Quote the records beneath, complete and exact. Leave out images.
─── Data provided ───
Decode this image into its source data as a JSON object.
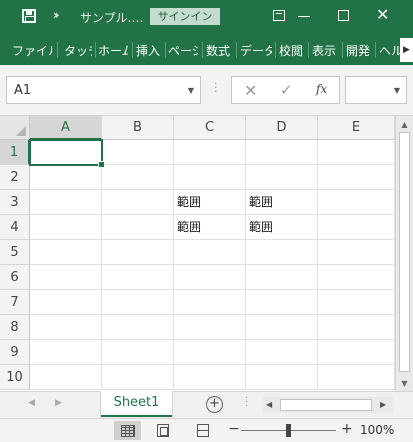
{
  "titlebar": {
    "filename": "サンプル.…",
    "signin_label": "サインイン",
    "close_glyph": "✕",
    "more_glyph": "››",
    "colors": {
      "brand": "#217346"
    }
  },
  "ribbon": {
    "tabs": [
      {
        "label": "ファイル"
      },
      {
        "label": "タッチ"
      },
      {
        "label": "ホーム"
      },
      {
        "label": "挿入"
      },
      {
        "label": "ページ"
      },
      {
        "label": "数式"
      },
      {
        "label": "データ"
      },
      {
        "label": "校閲"
      },
      {
        "label": "表示"
      },
      {
        "label": "開発"
      },
      {
        "label": "ヘルプ"
      }
    ],
    "scroll_glyph": "▶"
  },
  "formula_bar": {
    "name_box": "A1",
    "cancel_glyph": "✕",
    "enter_glyph": "✓",
    "fx_label": "fx",
    "formula": ""
  },
  "grid": {
    "columns": [
      "A",
      "B",
      "C",
      "D",
      "E"
    ],
    "rows": [
      "1",
      "2",
      "3",
      "4",
      "5",
      "6",
      "7",
      "8",
      "9",
      "10"
    ],
    "cells": {
      "C3": "範囲",
      "D3": "範囲",
      "C4": "範囲",
      "D4": "範囲"
    },
    "active_cell": "A1"
  },
  "sheets": {
    "tabs": [
      {
        "label": "Sheet1"
      }
    ],
    "add_glyph": "+"
  },
  "statusbar": {
    "zoom_minus": "−",
    "zoom_plus": "+",
    "zoom_level": "100%"
  }
}
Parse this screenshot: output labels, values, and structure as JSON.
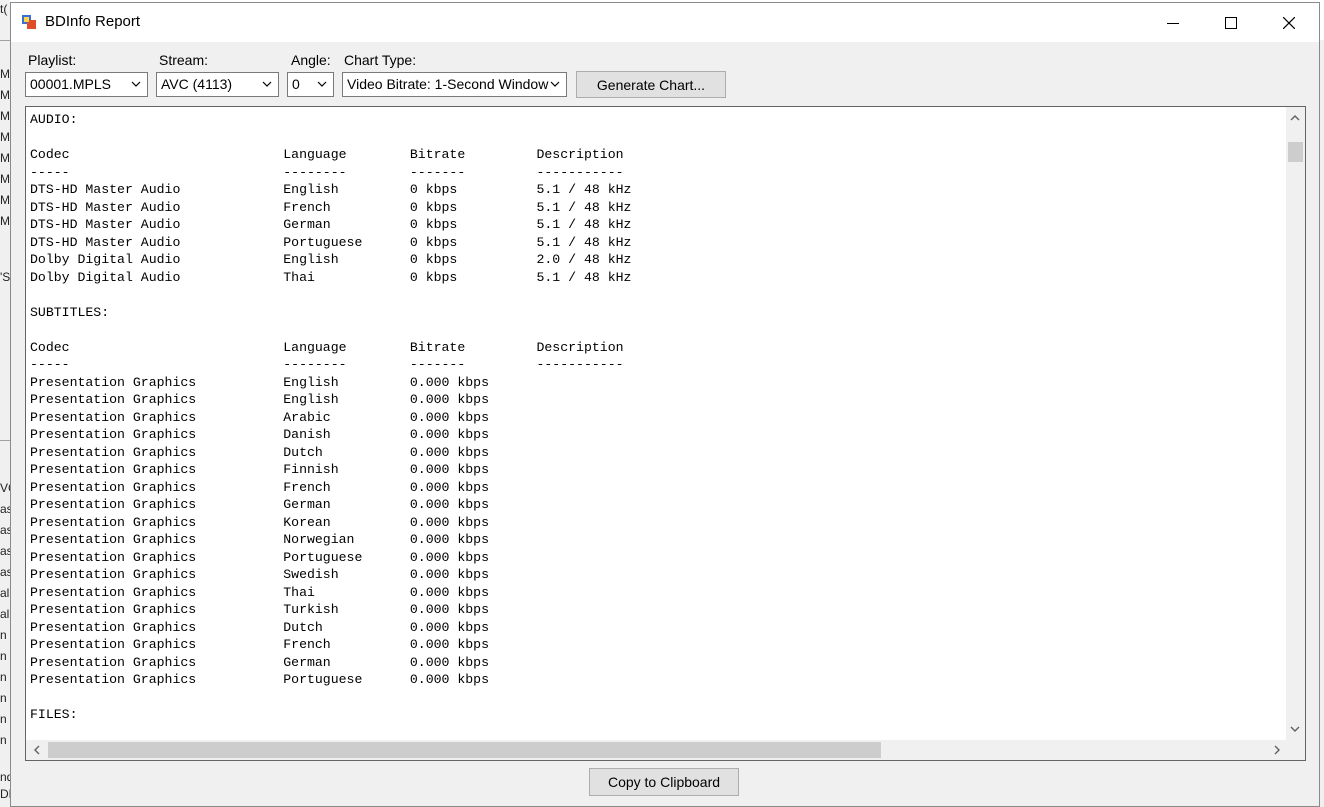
{
  "window": {
    "title": "BDInfo Report"
  },
  "controls": {
    "playlist": {
      "label": "Playlist:",
      "value": "00001.MPLS"
    },
    "stream": {
      "label": "Stream:",
      "value": "AVC (4113)"
    },
    "angle": {
      "label": "Angle:",
      "value": "0"
    },
    "chart_type": {
      "label": "Chart Type:",
      "value": "Video Bitrate: 1-Second Window"
    },
    "generate_button": "Generate Chart..."
  },
  "report": {
    "lines": [
      "AUDIO:",
      "",
      "Codec                           Language        Bitrate         Description",
      "-----                           --------        -------         -----------",
      "DTS-HD Master Audio             English         0 kbps          5.1 / 48 kHz",
      "DTS-HD Master Audio             French          0 kbps          5.1 / 48 kHz",
      "DTS-HD Master Audio             German          0 kbps          5.1 / 48 kHz",
      "DTS-HD Master Audio             Portuguese      0 kbps          5.1 / 48 kHz",
      "Dolby Digital Audio             English         0 kbps          2.0 / 48 kHz",
      "Dolby Digital Audio             Thai            0 kbps          5.1 / 48 kHz",
      "",
      "SUBTITLES:",
      "",
      "Codec                           Language        Bitrate         Description",
      "-----                           --------        -------         -----------",
      "Presentation Graphics           English         0.000 kbps",
      "Presentation Graphics           English         0.000 kbps",
      "Presentation Graphics           Arabic          0.000 kbps",
      "Presentation Graphics           Danish          0.000 kbps",
      "Presentation Graphics           Dutch           0.000 kbps",
      "Presentation Graphics           Finnish         0.000 kbps",
      "Presentation Graphics           French          0.000 kbps",
      "Presentation Graphics           German          0.000 kbps",
      "Presentation Graphics           Korean          0.000 kbps",
      "Presentation Graphics           Norwegian       0.000 kbps",
      "Presentation Graphics           Portuguese      0.000 kbps",
      "Presentation Graphics           Swedish         0.000 kbps",
      "Presentation Graphics           Thai            0.000 kbps",
      "Presentation Graphics           Turkish         0.000 kbps",
      "Presentation Graphics           Dutch           0.000 kbps",
      "Presentation Graphics           French          0.000 kbps",
      "Presentation Graphics           German          0.000 kbps",
      "Presentation Graphics           Portuguese      0.000 kbps",
      "",
      "FILES:"
    ]
  },
  "footer": {
    "copy_button": "Copy to Clipboard"
  },
  "background_fragments": [
    "t(",
    "MF",
    "MF",
    "MF",
    "MF",
    "MF",
    "MF",
    "MF",
    "'S",
    "VC",
    "as",
    "as",
    "as",
    "as",
    "al",
    "al",
    "n",
    "n",
    "n",
    "n",
    "n",
    "n",
    "nd",
    "DN"
  ],
  "icons": {
    "app": "bdinfo-app-icon",
    "minimize": "minimize-icon",
    "maximize": "maximize-icon",
    "close": "close-icon",
    "dropdown": "chevron-down-icon",
    "scroll_up": "chevron-up-icon",
    "scroll_down": "chevron-down-icon",
    "scroll_left": "chevron-left-icon",
    "scroll_right": "chevron-right-icon"
  }
}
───
» **Your solution**
Decode this image into its source data as a JSON object.
{
  "titlebar": {
    "filename": "サンプル.…",
    "signin_label": "サインイン",
    "close_glyph": "✕",
    "more_glyph": "››",
    "colors": {
      "brand": "#217346"
    }
  },
  "ribbon": {
    "tabs": [
      {
        "label": "ファイル"
      },
      {
        "label": "タッチ"
      },
      {
        "label": "ホーム"
      },
      {
        "label": "挿入"
      },
      {
        "label": "ページ"
      },
      {
        "label": "数式"
      },
      {
        "label": "データ"
      },
      {
        "label": "校閲"
      },
      {
        "label": "表示"
      },
      {
        "label": "開発"
      },
      {
        "label": "ヘルプ"
      }
    ],
    "scroll_glyph": "▶"
  },
  "formula_bar": {
    "name_box": "A1",
    "cancel_glyph": "✕",
    "enter_glyph": "✓",
    "fx_label": "fx",
    "formula": ""
  },
  "grid": {
    "columns": [
      "A",
      "B",
      "C",
      "D",
      "E"
    ],
    "rows": [
      "1",
      "2",
      "3",
      "4",
      "5",
      "6",
      "7",
      "8",
      "9",
      "10"
    ],
    "cells": {
      "C3": "範囲",
      "D3": "範囲",
      "C4": "範囲",
      "D4": "範囲"
    },
    "active_cell": "A1"
  },
  "sheets": {
    "tabs": [
      {
        "label": "Sheet1"
      }
    ],
    "add_glyph": "+"
  },
  "statusbar": {
    "zoom_minus": "−",
    "zoom_plus": "+",
    "zoom_level": "100%"
  }
}
Parse this screenshot: output labels, values, and structure as JSON.
{
  "window": {
    "title": "BDInfo Report"
  },
  "controls": {
    "playlist": {
      "label": "Playlist:",
      "value": "00001.MPLS"
    },
    "stream": {
      "label": "Stream:",
      "value": "AVC (4113)"
    },
    "angle": {
      "label": "Angle:",
      "value": "0"
    },
    "chart_type": {
      "label": "Chart Type:",
      "value": "Video Bitrate: 1-Second Window"
    },
    "generate_button": "Generate Chart..."
  },
  "report": {
    "lines": [
      "AUDIO:",
      "",
      "Codec                           Language        Bitrate         Description",
      "-----                           --------        -------         -----------",
      "DTS-HD Master Audio             English         0 kbps          5.1 / 48 kHz",
      "DTS-HD Master Audio             French          0 kbps          5.1 / 48 kHz",
      "DTS-HD Master Audio             German          0 kbps          5.1 / 48 kHz",
      "DTS-HD Master Audio             Portuguese      0 kbps          5.1 / 48 kHz",
      "Dolby Digital Audio             English         0 kbps          2.0 / 48 kHz",
      "Dolby Digital Audio             Thai            0 kbps          5.1 / 48 kHz",
      "",
      "SUBTITLES:",
      "",
      "Codec                           Language        Bitrate         Description",
      "-----                           --------        -------         -----------",
      "Presentation Graphics           English         0.000 kbps",
      "Presentation Graphics           English         0.000 kbps",
      "Presentation Graphics           Arabic          0.000 kbps",
      "Presentation Graphics           Danish          0.000 kbps",
      "Presentation Graphics           Dutch           0.000 kbps",
      "Presentation Graphics           Finnish         0.000 kbps",
      "Presentation Graphics           French          0.000 kbps",
      "Presentation Graphics           German          0.000 kbps",
      "Presentation Graphics           Korean          0.000 kbps",
      "Presentation Graphics           Norwegian       0.000 kbps",
      "Presentation Graphics           Portuguese      0.000 kbps",
      "Presentation Graphics           Swedish         0.000 kbps",
      "Presentation Graphics           Thai            0.000 kbps",
      "Presentation Graphics           Turkish         0.000 kbps",
      "Presentation Graphics           Dutch           0.000 kbps",
      "Presentation Graphics           French          0.000 kbps",
      "Presentation Graphics           German          0.000 kbps",
      "Presentation Graphics           Portuguese      0.000 kbps",
      "",
      "FILES:"
    ]
  },
  "footer": {
    "copy_button": "Copy to Clipboard"
  },
  "background_fragments": [
    "t(",
    "MF",
    "MF",
    "MF",
    "MF",
    "MF",
    "MF",
    "MF",
    "'S",
    "VC",
    "as",
    "as",
    "as",
    "as",
    "al",
    "al",
    "n",
    "n",
    "n",
    "n",
    "n",
    "n",
    "nd",
    "DN"
  ],
  "icons": {
    "app": "bdinfo-app-icon",
    "minimize": "minimize-icon",
    "maximize": "maximize-icon",
    "close": "close-icon",
    "dropdown": "chevron-down-icon",
    "scroll_up": "chevron-up-icon",
    "scroll_down": "chevron-down-icon",
    "scroll_left": "chevron-left-icon",
    "scroll_right": "chevron-right-icon"
  }
}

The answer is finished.